I looked through the file and decided which records I should get copies of. I handed over my rather lengthy list to the clerk and asked if she’d mind if I left the room to go check on my dog outside in my vehicle while she made copies. She surprised me by saying, “Only if you bring him up here for us to see and, oh, can we pet him?” I couldn’t believe what I was hearing! People often help us because it’s their job, sometimes very grudgingly, but never before has anyone asked me to bring my dog into a records room so I wouldn’t have to worry about him getting hot.
You never know how helpful others will be when you are looking for records. Sometimes you meet the nicest people who go out of their way to help you. A very special thank-you to all the people I met with at the Plymouth County Courthouse! What a wonderful group of people who went out of their way to help me.

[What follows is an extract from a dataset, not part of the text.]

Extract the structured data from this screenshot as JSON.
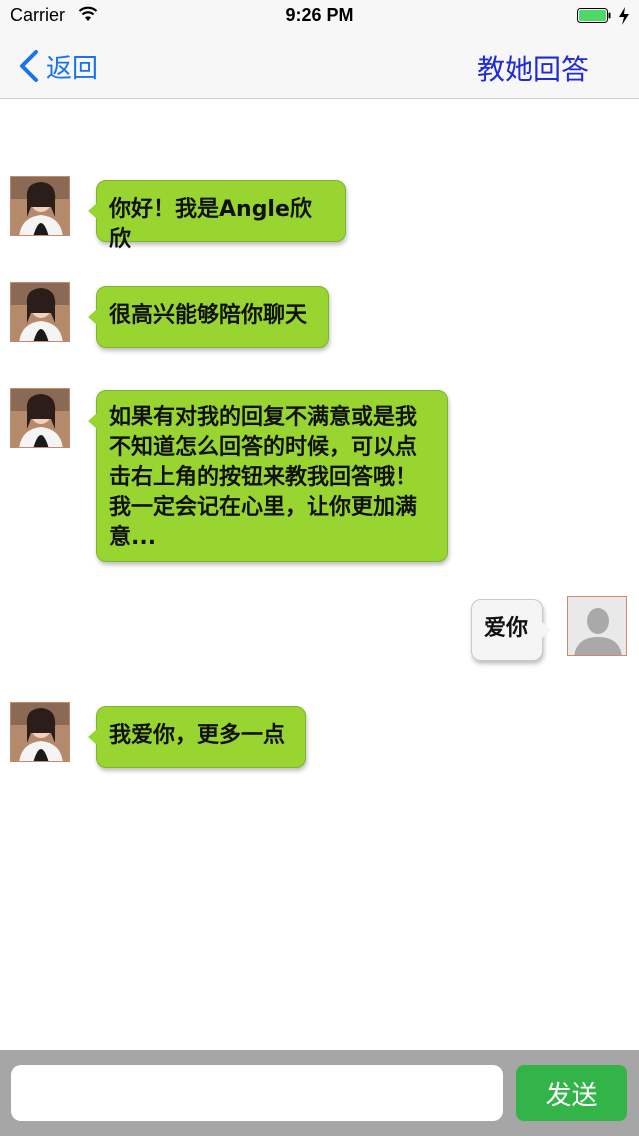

What could I learn from the pages and pages of records? The numerous documents about Jacob’s Estate were in no particular order. I continued to scan documents, records of what Jacob owned from plows to livestock and what he owed at the time of his death. (More on the contents of Jacob’s Estate in a later post.) As I looked through the pages … there it was! On the last page of the Final Report In the matter of the estate of Jacob Hamman, deceased presented to the District Court of the State of Iowa, In and for Plymouth County at the October Term 1902:
…the west half of section 11, township 93, range 44 west of 5 P.M. [prime meridian] …YES!! I found it!!!
Now back to the Plymouth County Recorder’s office one floor below. Once I knew the township, section and range numbers I could find the right ledger for the names. This is what I found on page 375:
(click on photos to enlarge)
Wow! Jacob was listed as the first buyer (Grantee) of the land. He purchased the land from the Western Land Company who was working on behalf of the State of Iowa to sell the land. Jacob filed his claim on 31 October 1895. Now I can find a copy of the land deed in Book 5 on page 280 in the Auditor’s Office. Luckily, the Auditor’s Office is just across the hall on the same floor in the Plymouth County Courthouse.
The Clerk in the Auditor’s Office was also able to look at a current map of this land in Fredonia township, Plymouth County and tell me that today if I drove from the Courthouse (Le Mars, Iowa) on Route 3 out to Polk Avenue (before the town of Remsen) and then drove out to 120th Street Jacob’s land would be on the right hand side of Polk north of 120th street. OK, Harley and I are off.
As I turned off Route 3 Polk Avenue was paved for a bit. The first numbered street I came to was 160th Street. I had a way to go. I was in the middle of huge fields of corn and now the road turned to dirt. I drove and drove and drove on a bumpy dirt road past
Deep Creek, which didn't seem too deep right now, and drove
until ... there it was! I came to the cross street … 120th. Finally, I had arrived!
WOW!! How amazing! What a feeling of success! I was able to shout (there was no one around) “Jacob, I found your land!” One hundred and twenty years after your death in 1900 your great-great-granddaughter came to see the land that you farmed and where you raised your family. You came all the way from Luxembourg to start a new life here in Iowa. I only drove from San Diego. I can’t help but wonder how the actual land and life you built here in Iowa compared to the dreams of that young man of 25 years who came across the Atlantic Ocean on the ship Atlantic in 1859 and landed first in New York City before your journey to Iowa?
Now, can I find a copy of the actual land deed and will it tell me more about Jacob and this land?
If you have any corrections or additions or stories to share I look forward to hearing them.
Enjoy the journey,